Abstract

Purpose

Higher Education Institutions observe that many students are experiencing mental health issues, such as high levels of anxiety and stress. Young adults are recognised as a vulnerable group who carry the burden of mental health problems worldwide. Mental health interventions can be effective in positively influencing students' emotional and behavioural wellbeing.

Design/methodology/approach

In the current study, the principles of Intervention Mapping (IM) were applied to guide the development, implementation, and evaluation of a specifically tailored mental health programme for a selected student cohort in a large Higher Education Institute in Ireland. Mixed qualitative (Delphi technique and focus group discussions) and quantitative (survey) data were gathered to gain a broad perspective of mental health concerns and learning needs among a sample of higher education students (n = 99).

Findings

Existing evidence guided by theoretical frameworks were blended to create a specifically tailored mental health programme to meet the needs of higher education students in Ireland. Results indicate that the established six-stages of IM provide an empirical process that has the potential to effectively respond to the mental health needs of students in higher education.
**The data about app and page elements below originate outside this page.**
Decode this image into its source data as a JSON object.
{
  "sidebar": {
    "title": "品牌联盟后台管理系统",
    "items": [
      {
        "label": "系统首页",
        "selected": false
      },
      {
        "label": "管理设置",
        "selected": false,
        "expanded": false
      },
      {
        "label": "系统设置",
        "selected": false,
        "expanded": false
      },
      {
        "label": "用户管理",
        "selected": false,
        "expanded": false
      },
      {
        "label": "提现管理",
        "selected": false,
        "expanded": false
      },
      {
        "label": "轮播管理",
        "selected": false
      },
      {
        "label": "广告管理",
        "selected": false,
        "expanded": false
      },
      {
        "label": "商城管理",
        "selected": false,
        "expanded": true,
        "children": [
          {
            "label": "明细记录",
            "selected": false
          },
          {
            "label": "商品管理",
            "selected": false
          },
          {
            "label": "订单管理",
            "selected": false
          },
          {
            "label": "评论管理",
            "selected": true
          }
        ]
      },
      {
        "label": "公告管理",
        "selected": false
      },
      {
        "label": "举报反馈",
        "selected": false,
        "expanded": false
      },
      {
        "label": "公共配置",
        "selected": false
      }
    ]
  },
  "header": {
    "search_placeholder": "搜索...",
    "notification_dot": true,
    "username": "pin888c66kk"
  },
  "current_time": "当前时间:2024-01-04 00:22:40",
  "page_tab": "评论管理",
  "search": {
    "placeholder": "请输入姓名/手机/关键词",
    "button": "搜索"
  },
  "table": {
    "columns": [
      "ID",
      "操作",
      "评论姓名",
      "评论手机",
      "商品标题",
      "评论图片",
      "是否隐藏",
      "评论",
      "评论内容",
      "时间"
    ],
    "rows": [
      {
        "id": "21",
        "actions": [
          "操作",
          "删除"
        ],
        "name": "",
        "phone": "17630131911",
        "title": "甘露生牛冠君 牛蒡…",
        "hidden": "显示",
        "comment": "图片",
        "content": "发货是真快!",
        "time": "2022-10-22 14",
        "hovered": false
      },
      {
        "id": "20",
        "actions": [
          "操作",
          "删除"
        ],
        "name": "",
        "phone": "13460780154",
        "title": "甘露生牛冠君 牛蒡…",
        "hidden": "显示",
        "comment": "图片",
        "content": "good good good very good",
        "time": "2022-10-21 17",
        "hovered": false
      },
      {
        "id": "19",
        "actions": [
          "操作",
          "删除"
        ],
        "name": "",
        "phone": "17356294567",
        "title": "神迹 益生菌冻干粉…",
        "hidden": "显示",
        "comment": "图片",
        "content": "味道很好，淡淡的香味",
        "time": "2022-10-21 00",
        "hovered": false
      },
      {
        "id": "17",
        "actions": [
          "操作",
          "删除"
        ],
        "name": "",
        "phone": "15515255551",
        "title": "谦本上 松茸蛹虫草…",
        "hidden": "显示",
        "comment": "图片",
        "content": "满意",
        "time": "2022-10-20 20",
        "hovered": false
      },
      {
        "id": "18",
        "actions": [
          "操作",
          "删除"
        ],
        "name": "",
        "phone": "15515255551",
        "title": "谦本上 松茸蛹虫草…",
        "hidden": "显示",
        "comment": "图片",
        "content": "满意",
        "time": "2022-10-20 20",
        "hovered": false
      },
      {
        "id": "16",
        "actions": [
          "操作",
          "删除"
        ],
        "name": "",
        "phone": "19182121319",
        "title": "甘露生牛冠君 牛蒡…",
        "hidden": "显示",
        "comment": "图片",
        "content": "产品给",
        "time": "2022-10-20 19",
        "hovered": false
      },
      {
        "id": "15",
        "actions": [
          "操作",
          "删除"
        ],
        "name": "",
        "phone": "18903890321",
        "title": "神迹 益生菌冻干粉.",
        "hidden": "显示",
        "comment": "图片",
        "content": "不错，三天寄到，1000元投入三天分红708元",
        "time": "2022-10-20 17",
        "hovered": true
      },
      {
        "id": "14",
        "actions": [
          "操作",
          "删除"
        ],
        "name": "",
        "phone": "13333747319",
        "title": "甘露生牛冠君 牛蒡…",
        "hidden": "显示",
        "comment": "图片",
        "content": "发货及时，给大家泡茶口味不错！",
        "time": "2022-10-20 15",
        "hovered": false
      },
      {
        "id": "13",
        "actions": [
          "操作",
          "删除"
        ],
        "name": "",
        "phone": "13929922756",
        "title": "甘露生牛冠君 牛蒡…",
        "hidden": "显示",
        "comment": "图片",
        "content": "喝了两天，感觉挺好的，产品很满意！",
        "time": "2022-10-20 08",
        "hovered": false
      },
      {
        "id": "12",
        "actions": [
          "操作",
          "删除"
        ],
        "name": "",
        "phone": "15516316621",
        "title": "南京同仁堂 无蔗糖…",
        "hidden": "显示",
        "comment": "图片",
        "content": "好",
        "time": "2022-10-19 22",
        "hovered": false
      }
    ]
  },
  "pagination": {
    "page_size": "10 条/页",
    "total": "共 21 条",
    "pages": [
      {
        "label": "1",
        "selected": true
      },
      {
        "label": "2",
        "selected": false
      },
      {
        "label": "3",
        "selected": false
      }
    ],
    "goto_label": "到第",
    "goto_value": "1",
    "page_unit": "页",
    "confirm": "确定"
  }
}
IM identifies the priority needs of students in higher education and ensures that suitable behaviour change techniques for mental health are addressed. 10;

Originality/value

IM is a suitable method to critically and collaboratively develop a mental health intervention for the overall wellbeing of the general higher education student population, both nationally and globally. 10;

Details

Health Education, vol. 120 no. 1
Type: Research Article
ISSN: 0965-4283

Keywords

1 – 10 of 27